- YOUR TASK:
Nothing should be left out when you copy the entries below.

══ DATASET CONTENT ══

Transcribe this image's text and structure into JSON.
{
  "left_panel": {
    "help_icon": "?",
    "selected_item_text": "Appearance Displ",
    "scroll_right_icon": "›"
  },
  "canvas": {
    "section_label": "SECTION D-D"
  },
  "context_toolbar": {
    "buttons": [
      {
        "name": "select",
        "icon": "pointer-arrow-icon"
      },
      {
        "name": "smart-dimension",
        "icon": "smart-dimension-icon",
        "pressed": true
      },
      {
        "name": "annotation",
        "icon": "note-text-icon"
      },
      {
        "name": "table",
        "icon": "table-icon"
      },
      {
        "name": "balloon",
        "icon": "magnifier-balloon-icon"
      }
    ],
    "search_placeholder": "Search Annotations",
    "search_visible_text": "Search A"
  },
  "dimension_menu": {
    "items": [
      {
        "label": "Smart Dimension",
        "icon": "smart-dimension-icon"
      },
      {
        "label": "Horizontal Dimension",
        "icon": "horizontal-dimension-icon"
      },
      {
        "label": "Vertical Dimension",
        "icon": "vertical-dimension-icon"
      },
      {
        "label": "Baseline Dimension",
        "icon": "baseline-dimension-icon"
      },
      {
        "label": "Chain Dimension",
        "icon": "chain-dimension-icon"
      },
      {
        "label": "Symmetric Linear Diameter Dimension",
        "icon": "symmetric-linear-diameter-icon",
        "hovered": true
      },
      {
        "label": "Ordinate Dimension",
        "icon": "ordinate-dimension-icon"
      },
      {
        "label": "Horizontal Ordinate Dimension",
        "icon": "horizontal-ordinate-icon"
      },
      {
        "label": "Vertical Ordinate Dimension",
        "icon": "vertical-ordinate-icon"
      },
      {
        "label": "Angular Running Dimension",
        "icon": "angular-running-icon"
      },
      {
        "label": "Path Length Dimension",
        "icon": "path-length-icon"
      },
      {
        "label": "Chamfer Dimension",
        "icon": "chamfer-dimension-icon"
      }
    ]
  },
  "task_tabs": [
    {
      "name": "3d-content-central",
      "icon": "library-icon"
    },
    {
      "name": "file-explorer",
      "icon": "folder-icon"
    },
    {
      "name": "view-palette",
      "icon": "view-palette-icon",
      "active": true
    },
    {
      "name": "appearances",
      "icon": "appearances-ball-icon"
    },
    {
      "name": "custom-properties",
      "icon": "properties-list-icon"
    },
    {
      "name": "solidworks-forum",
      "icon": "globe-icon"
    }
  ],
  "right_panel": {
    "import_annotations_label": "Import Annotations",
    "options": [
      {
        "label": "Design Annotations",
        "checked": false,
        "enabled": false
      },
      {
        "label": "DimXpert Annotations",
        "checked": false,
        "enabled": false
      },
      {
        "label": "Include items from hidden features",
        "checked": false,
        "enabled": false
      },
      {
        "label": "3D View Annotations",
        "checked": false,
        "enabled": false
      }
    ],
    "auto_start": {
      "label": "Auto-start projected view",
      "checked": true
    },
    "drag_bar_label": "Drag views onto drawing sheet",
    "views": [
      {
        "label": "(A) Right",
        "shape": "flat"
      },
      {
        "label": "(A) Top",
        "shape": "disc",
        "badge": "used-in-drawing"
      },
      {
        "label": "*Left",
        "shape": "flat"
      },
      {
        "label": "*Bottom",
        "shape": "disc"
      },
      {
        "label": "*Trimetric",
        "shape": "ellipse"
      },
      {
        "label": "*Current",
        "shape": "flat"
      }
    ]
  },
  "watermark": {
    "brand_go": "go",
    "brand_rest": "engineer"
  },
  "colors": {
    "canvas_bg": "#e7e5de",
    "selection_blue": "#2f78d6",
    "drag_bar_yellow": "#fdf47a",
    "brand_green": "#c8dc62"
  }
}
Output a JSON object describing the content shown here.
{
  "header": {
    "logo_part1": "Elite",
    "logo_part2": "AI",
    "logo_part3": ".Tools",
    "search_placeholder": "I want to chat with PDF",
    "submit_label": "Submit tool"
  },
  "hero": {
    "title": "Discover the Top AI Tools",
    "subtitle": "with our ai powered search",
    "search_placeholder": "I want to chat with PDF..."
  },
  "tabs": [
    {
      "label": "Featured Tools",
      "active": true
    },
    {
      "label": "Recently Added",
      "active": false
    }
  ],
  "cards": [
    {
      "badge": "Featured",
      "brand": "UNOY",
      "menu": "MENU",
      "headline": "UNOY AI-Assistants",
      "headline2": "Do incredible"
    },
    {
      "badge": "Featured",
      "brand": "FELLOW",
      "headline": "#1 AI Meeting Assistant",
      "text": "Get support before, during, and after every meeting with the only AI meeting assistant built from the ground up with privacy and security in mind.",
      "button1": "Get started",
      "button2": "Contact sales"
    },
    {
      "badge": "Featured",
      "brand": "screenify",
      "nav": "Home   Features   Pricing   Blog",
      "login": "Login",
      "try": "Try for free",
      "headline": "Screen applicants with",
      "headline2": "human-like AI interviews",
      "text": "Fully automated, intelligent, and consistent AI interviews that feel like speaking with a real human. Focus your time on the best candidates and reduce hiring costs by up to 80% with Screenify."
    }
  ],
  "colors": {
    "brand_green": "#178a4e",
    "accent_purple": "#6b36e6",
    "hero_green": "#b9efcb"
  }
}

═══

- RESULT FOR THIS TASK:
Transcribe this image's text and structure into JSON.
{
  "left_panel": {
    "help_icon": "?",
    "selected_item_text": "Appearance Displ",
    "scroll_right_icon": "›"
  },
  "canvas": {
    "section_label": "SECTION D-D"
  },
  "context_toolbar": {
    "buttons": [
      {
        "name": "select",
        "icon": "pointer-arrow-icon"
      },
      {
        "name": "smart-dimension",
        "icon": "smart-dimension-icon",
        "pressed": true
      },
      {
        "name": "annotation",
        "icon": "note-text-icon"
      },
      {
        "name": "table",
        "icon": "table-icon"
      },
      {
        "name": "balloon",
        "icon": "magnifier-balloon-icon"
      }
    ],
    "search_placeholder": "Search Annotations",
    "search_visible_text": "Search A"
  },
  "dimension_menu": {
    "items": [
      {
        "label": "Smart Dimension",
        "icon": "smart-dimension-icon"
      },
      {
        "label": "Horizontal Dimension",
        "icon": "horizontal-dimension-icon"
      },
      {
        "label": "Vertical Dimension",
        "icon": "vertical-dimension-icon"
      },
      {
        "label": "Baseline Dimension",
        "icon": "baseline-dimension-icon"
      },
      {
        "label": "Chain Dimension",
        "icon": "chain-dimension-icon"
      },
      {
        "label": "Symmetric Linear Diameter Dimension",
        "icon": "symmetric-linear-diameter-icon",
        "hovered": true
      },
      {
        "label": "Ordinate Dimension",
        "icon": "ordinate-dimension-icon"
      },
      {
        "label": "Horizontal Ordinate Dimension",
        "icon": "horizontal-ordinate-icon"
      },
      {
        "label": "Vertical Ordinate Dimension",
        "icon": "vertical-ordinate-icon"
      },
      {
        "label": "Angular Running Dimension",
        "icon": "angular-running-icon"
      },
      {
        "label": "Path Length Dimension",
        "icon": "path-length-icon"
      },
      {
        "label": "Chamfer Dimension",
        "icon": "chamfer-dimension-icon"
      }
    ]
  },
  "task_tabs": [
    {
      "name": "3d-content-central",
      "icon": "library-icon"
    },
    {
      "name": "file-explorer",
      "icon": "folder-icon"
    },
    {
      "name": "view-palette",
      "icon": "view-palette-icon",
      "active": true
    },
    {
      "name": "appearances",
      "icon": "appearances-ball-icon"
    },
    {
      "name": "custom-properties",
      "icon": "properties-list-icon"
    },
    {
      "name": "solidworks-forum",
      "icon": "globe-icon"
    }
  ],
  "right_panel": {
    "import_annotations_label": "Import Annotations",
    "options": [
      {
        "label": "Design Annotations",
        "checked": false,
        "enabled": false
      },
      {
        "label": "DimXpert Annotations",
        "checked": false,
        "enabled": false
      },
      {
        "label": "Include items from hidden features",
        "checked": false,
        "enabled": false
      },
      {
        "label": "3D View Annotations",
        "checked": false,
        "enabled": false
      }
    ],
    "auto_start": {
      "label": "Auto-start projected view",
      "checked": true
    },
    "drag_bar_label": "Drag views onto drawing sheet",
    "views": [
      {
        "label": "(A) Right",
        "shape": "flat"
      },
      {
        "label": "(A) Top",
        "shape": "disc",
        "badge": "used-in-drawing"
      },
      {
        "label": "*Left",
        "shape": "flat"
      },
      {
        "label": "*Bottom",
        "shape": "disc"
      },
      {
        "label": "*Trimetric",
        "shape": "ellipse"
      },
      {
        "label": "*Current",
        "shape": "flat"
      }
    ]
  },
  "watermark": {
    "brand_go": "go",
    "brand_rest": "engineer"
  },
  "colors": {
    "canvas_bg": "#e7e5de",
    "selection_blue": "#2f78d6",
    "drag_bar_yellow": "#fdf47a",
    "brand_green": "#c8dc62"
  }
}
Output a JSON object describing the content shown here.
{
  "header": {
    "logo_part1": "Elite",
    "logo_part2": "AI",
    "logo_part3": ".Tools",
    "search_placeholder": "I want to chat with PDF",
    "submit_label": "Submit tool"
  },
  "hero": {
    "title": "Discover the Top AI Tools",
    "subtitle": "with our ai powered search",
    "search_placeholder": "I want to chat with PDF..."
  },
  "tabs": [
    {
      "label": "Featured Tools",
      "active": true
    },
    {
      "label": "Recently Added",
      "active": false
    }
  ],
  "cards": [
    {
      "badge": "Featured",
      "brand": "UNOY",
      "menu": "MENU",
      "headline": "UNOY AI-Assistants",
      "headline2": "Do incredible"
    },
    {
      "badge": "Featured",
      "brand": "FELLOW",
      "headline": "#1 AI Meeting Assistant",
      "text": "Get support before, during, and after every meeting with the only AI meeting assistant built from the ground up with privacy and security in mind.",
      "button1": "Get started",
      "button2": "Contact sales"
    },
    {
      "badge": "Featured",
      "brand": "screenify",
      "nav": "Home   Features   Pricing   Blog",
      "login": "Login",
      "try": "Try for free",
      "headline": "Screen applicants with",
      "headline2": "human-like AI interviews",
      "text": "Fully automated, intelligent, and consistent AI interviews that feel like speaking with a real human. Focus your time on the best candidates and reduce hiring costs by up to 80% with Screenify."
    }
  ],
  "colors": {
    "brand_green": "#178a4e",
    "accent_purple": "#6b36e6",
    "hero_green": "#b9efcb"
  }
}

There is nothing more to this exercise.